(App and web page records)
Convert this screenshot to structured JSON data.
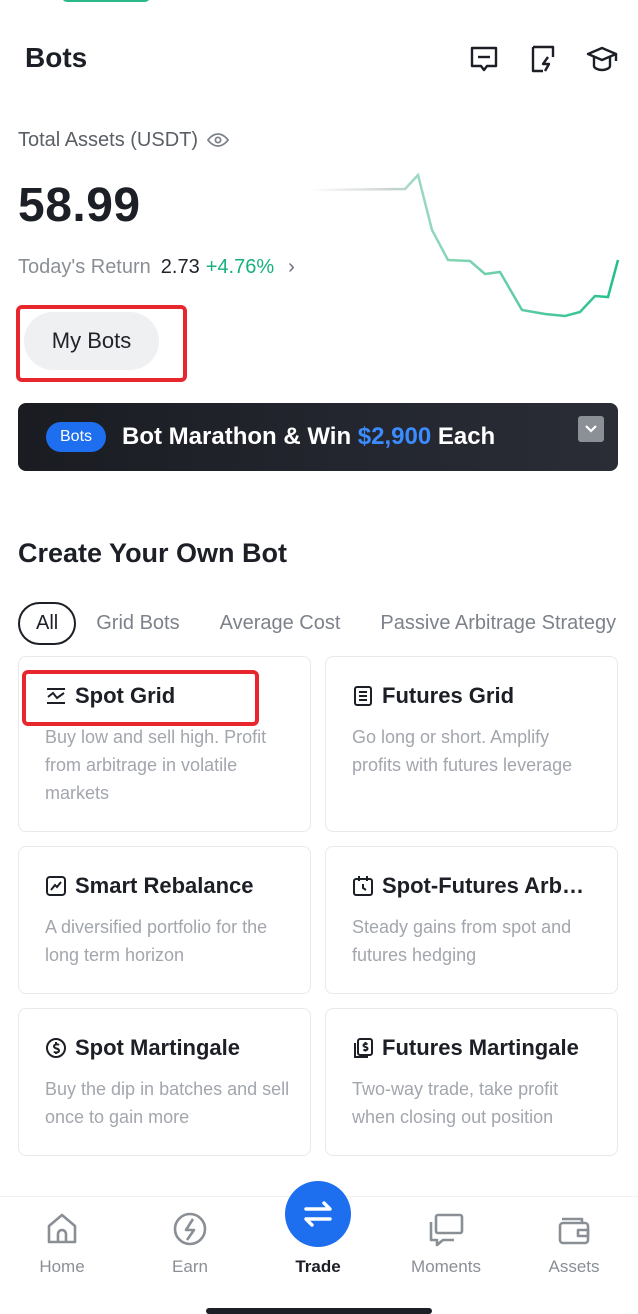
{
  "header": {
    "title": "Bots",
    "icons": [
      "message-icon",
      "bot-quick-icon",
      "academy-icon"
    ]
  },
  "assets": {
    "label": "Total Assets (USDT)",
    "value": "58.99",
    "return_label": "Today's Return",
    "return_value": "2.73",
    "return_pct": "+4.76%"
  },
  "my_bots_label": "My Bots",
  "banner": {
    "tag": "Bots",
    "text_prefix": "Bot Marathon & Win ",
    "amount": "$2,900",
    "text_suffix": " Each"
  },
  "section_title": "Create Your Own Bot",
  "tabs": [
    "All",
    "Grid Bots",
    "Average Cost",
    "Passive Arbitrage Strategy"
  ],
  "cards": [
    {
      "title": "Spot Grid",
      "icon": "spot-grid-icon",
      "desc": "Buy low and sell high. Profit from arbitrage in volatile markets"
    },
    {
      "title": "Futures Grid",
      "icon": "futures-grid-icon",
      "desc": "Go long or short. Amplify profits with futures leverage"
    },
    {
      "title": "Smart Rebalance",
      "icon": "rebalance-icon",
      "desc": "A diversified portfolio for the long term horizon"
    },
    {
      "title": "Spot-Futures Arb…",
      "icon": "arbitrage-icon",
      "desc": "Steady gains from spot and futures hedging"
    },
    {
      "title": "Spot Martingale",
      "icon": "spot-martingale-icon",
      "desc": "Buy the dip in batches and sell once to gain more"
    },
    {
      "title": "Futures Martingale",
      "icon": "futures-martingale-icon",
      "desc": "Two-way trade, take profit when closing out position"
    }
  ],
  "nav": {
    "home": "Home",
    "earn": "Earn",
    "trade": "Trade",
    "moments": "Moments",
    "assets": "Assets"
  },
  "colors": {
    "accent": "#1d6ff0",
    "positive": "#19b07c",
    "highlight": "#e8262e",
    "chart_line": "#22c08a"
  }
}
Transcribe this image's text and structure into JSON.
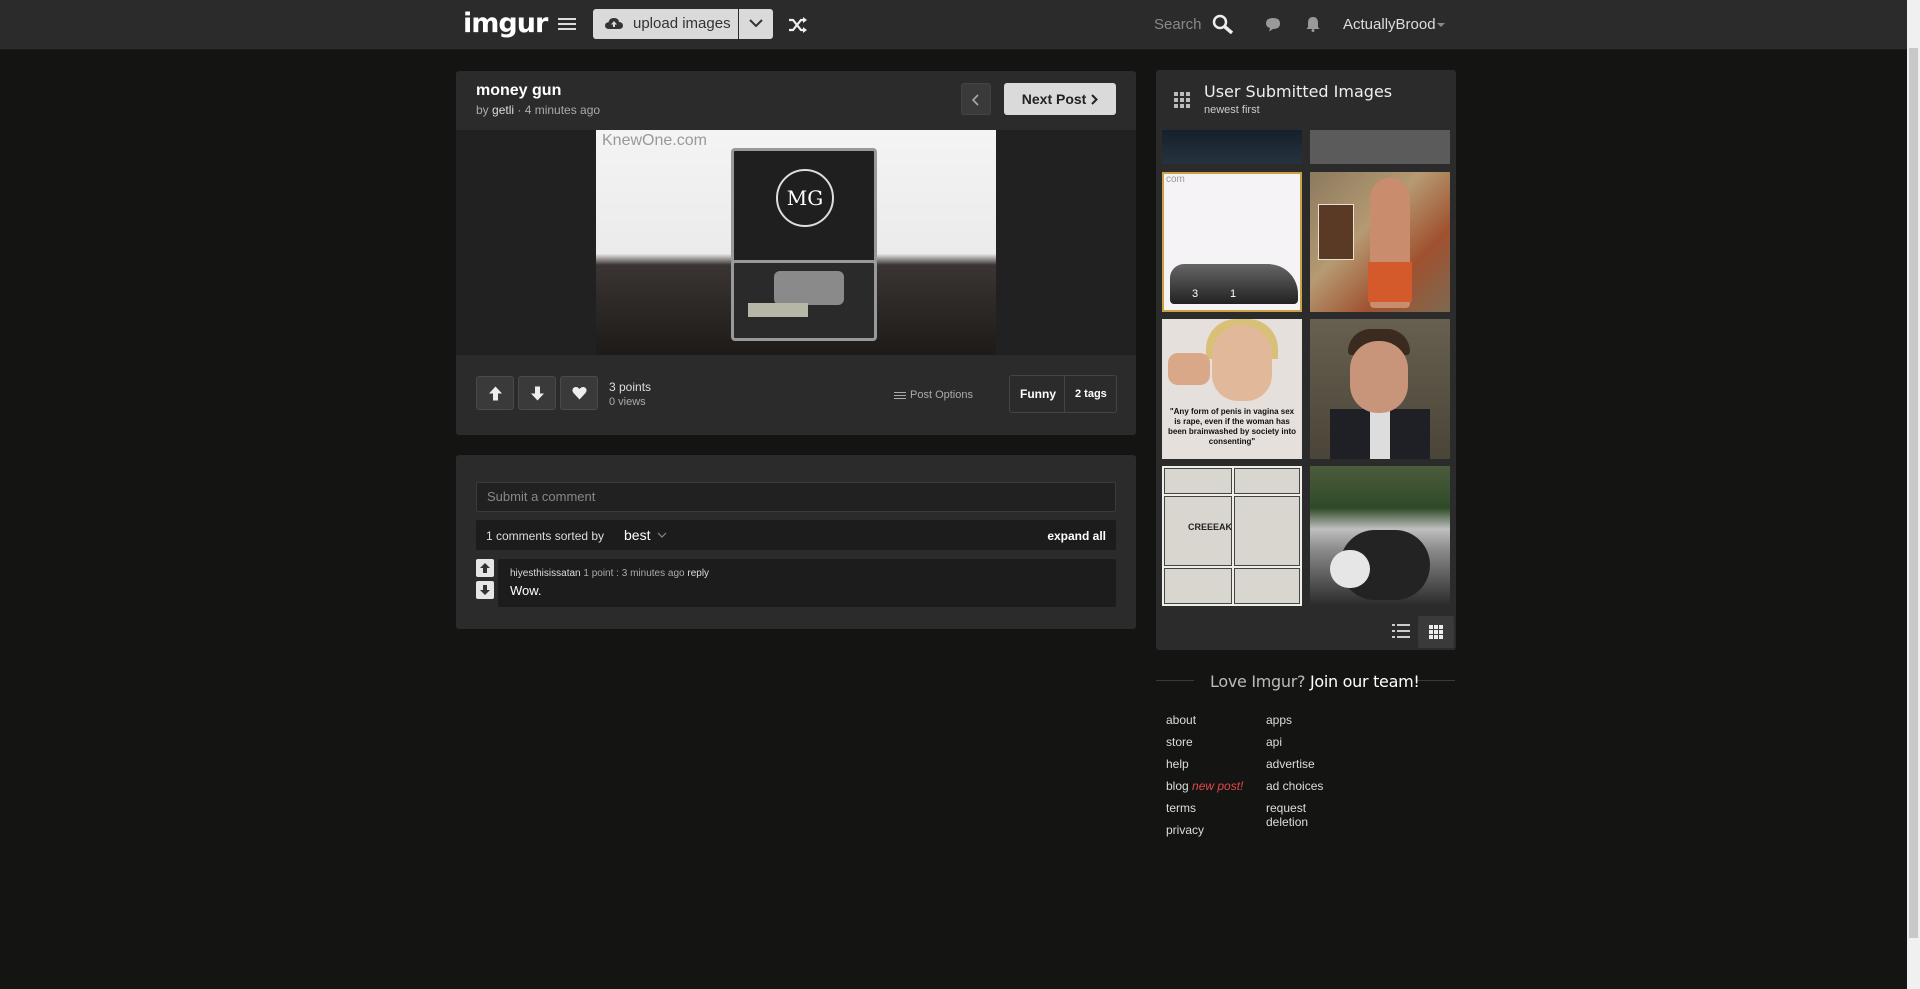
{
  "header": {
    "logo": "imgur",
    "upload_label": "upload images",
    "search_placeholder": "Search",
    "username": "ActuallyBrood"
  },
  "post": {
    "title": "money gun",
    "by_prefix": "by ",
    "author": "getli",
    "time": " · 4 minutes ago",
    "next_label": "Next Post",
    "image_watermark": "KnewOne.com",
    "image_logo": "MG",
    "points": "3 points",
    "views": "0 views",
    "post_options_label": "Post Options",
    "tag_name": "Funny",
    "tag_count": "2 tags"
  },
  "comments": {
    "input_placeholder": "Submit a comment",
    "sort_text": "1 comments sorted by",
    "sort_value": "best",
    "expand_all": "expand all",
    "items": [
      {
        "user": "hiyesthisissatan",
        "points": "1 point",
        "separator": " : ",
        "time": "3 minutes ago",
        "reply": "reply",
        "text": "Wow."
      }
    ]
  },
  "sidebar": {
    "title": "User Submitted Images",
    "subtitle": "newest first",
    "thumb1": {
      "watermark": "com",
      "count_a": "3",
      "count_b": "1"
    },
    "thumb3_quote": "\"Any form of penis in vagina sex is rape, even if the woman has been brainwashed by society into consenting\"",
    "thumb5_text": "CREEEAK"
  },
  "footer": {
    "love": "Love Imgur?",
    "join": "Join our team!",
    "links_left": [
      "about",
      "store",
      "help",
      "blog",
      "terms",
      "privacy"
    ],
    "blog_new": "new post!",
    "links_right": [
      "apps",
      "api",
      "advertise",
      "ad choices",
      "request",
      "deletion"
    ]
  },
  "colors": {
    "background": "#141413",
    "panel": "#2b2b2b",
    "topbar": "#2b2b2b",
    "selected_thumb_border": "#c9a246",
    "new_post": "#e04a4a"
  },
  "icons": [
    "hamburger-icon",
    "cloud-upload-icon",
    "chevron-down-icon",
    "shuffle-icon",
    "search-icon",
    "chat-icon",
    "bell-icon",
    "chevron-left-icon",
    "chevron-right-icon",
    "upvote-icon",
    "downvote-icon",
    "heart-icon",
    "grid-icon",
    "list-view-icon"
  ]
}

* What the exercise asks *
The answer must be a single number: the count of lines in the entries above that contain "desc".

* Answer box *
6